The longest day and shortest night of the year. This photo was taken at around 1030pm in London and the distant horizon is still light. This is quite amazing for a Malaysian, where this doesn’t happen at the equator.
Category Archives: Bermuda
Today is the first day I’ve been awake early enough to catch the sunrise.. and this was because I had a flight to catch. Sunrise is from 715am onwards. The sky lights up like gold and the clouds seem to break apart from the heat of the sun-rays. This is a fluke from a moving taxi and taken as we reached the Bermuda Airport. The airport sits on a tiny island called St David’s and we have to cross a bridge from the main island to reach the airport.
- You know that Ginger Beer is much better than Ginger Ale
- You say ‘inna’ after almost every sentence
- You know Johnny Barnes
- You know the difference between Hamilton and Hamilton Parish
- You have an “Ace Boy” or “Ace Gurl”
- Your house has a name
- 30 mins in a car is a stretch!
- You’ve only ever bought gas from Shell or Esso
- You know the significance of the colours, “Blue and Blue” and “Red and Blue”
- You use the car horn to say hello
- You know 90% of the country’s population
- You have bought a Christmas tree, shirt, fish or lobster out of a truck on the side of the road

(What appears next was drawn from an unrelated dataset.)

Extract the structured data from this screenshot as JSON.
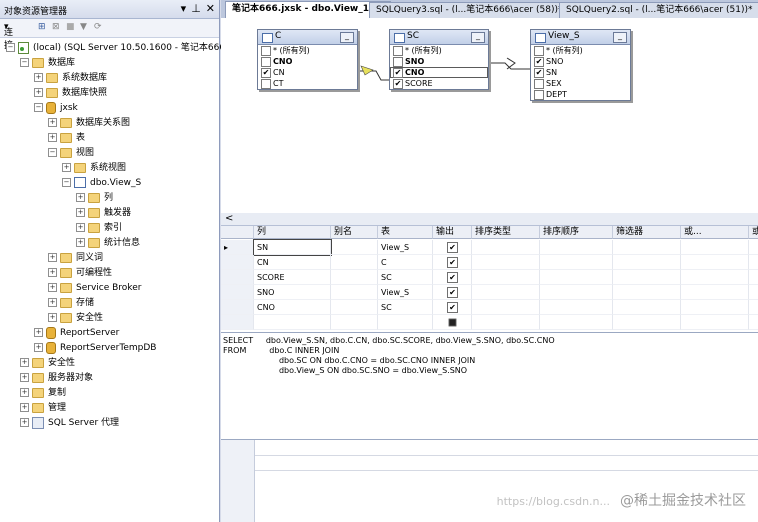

- Dark and stormy isn’t just a term to describe the weather
- You don’t swim until 24th May (at the earliest)
- You can identify a tourist without even talking to them
- You can wear pink shorts with knee socks and still feel manly
- You know that “up the country” is west and “down the country” is east
- You’ve lived through at least one hurricane and therefore the names, Felix, Emily, Fabian and Florence all have a deeper meaning for you
- You’ve risked your life climbing a weak tree that’s in someone else’s yard JUST to reach that juicy loquat
- If you know why Seagull Racing does not involve birds, or racing, you must be a Bermudian
- If mayonnaise is both your favorite condiment and your preferred method of removing beach tar from your feet
- If you’ve ever been “Guilty with an explanation”
- If you never notice the tree frogs at night
- If the telephone directory listing includes your nickname because no one knows your given name
One of the first things I noticed is how slow everyone moves here… in comparison to Hong Kong. At first it irritated me, e.g. I was on the bus and a man had pressed the bell to get down. When the bus stopped, the man leisurely got up and ambled slowly off the bus. I caught myself mumbling at how inconsiderate he was to hold up the whole bus! In Hong Kong, before the bus came to the stop, everyone would be queuing-up at the door to get-off.
In just over a year, I’ve become so Hongkie in that aspect, always busy, always rushing, so much so that it’s become habit. My pace is so quick that I’ve upset some local Bermudians with my hurried manner. The good thing is after spending a week here, I’ve noticed myself slowing down… a little. I’ve made a conscious effort to stop and look at the sky for just a few more minutes, chew my food gently, rather than swallowing it whole, walk a little slower, not look at my watch so often, speak slower and spend more time just chatting casually (or aimlessly). These are all positive changes, which I’m sure will do wonders for my stress-levels and heart.
In terms of logistics, I had to time myself so that I didn’t miss the bus, as the frequency is less and I’d have to wait 30 mins for the next one. In terms of food, I had to check that the place I wanted to visit had an opened restaurant. It was quite sad that when I wanted to buy dinner in the City, the only place that was opened was KFC! Be prepared for sullen service at restaurants that open on Sunday… who would blame them, I’d rather be outdoors than serve another.
The best thing to do on a Sunday is enjoy the beach, soak up the sun and get tanned…. and order Room Service.
A Bermudian friend sent a link to some photos of Bermuda in the 1930s. Bermuda is such a small state that it’s hard to imagine it any smaller. I was told that there used to be a railway track that ran the length of the state. The railway has since given way to roads and other forms of transportation. The railway track has turned into a trail for walkers and runners.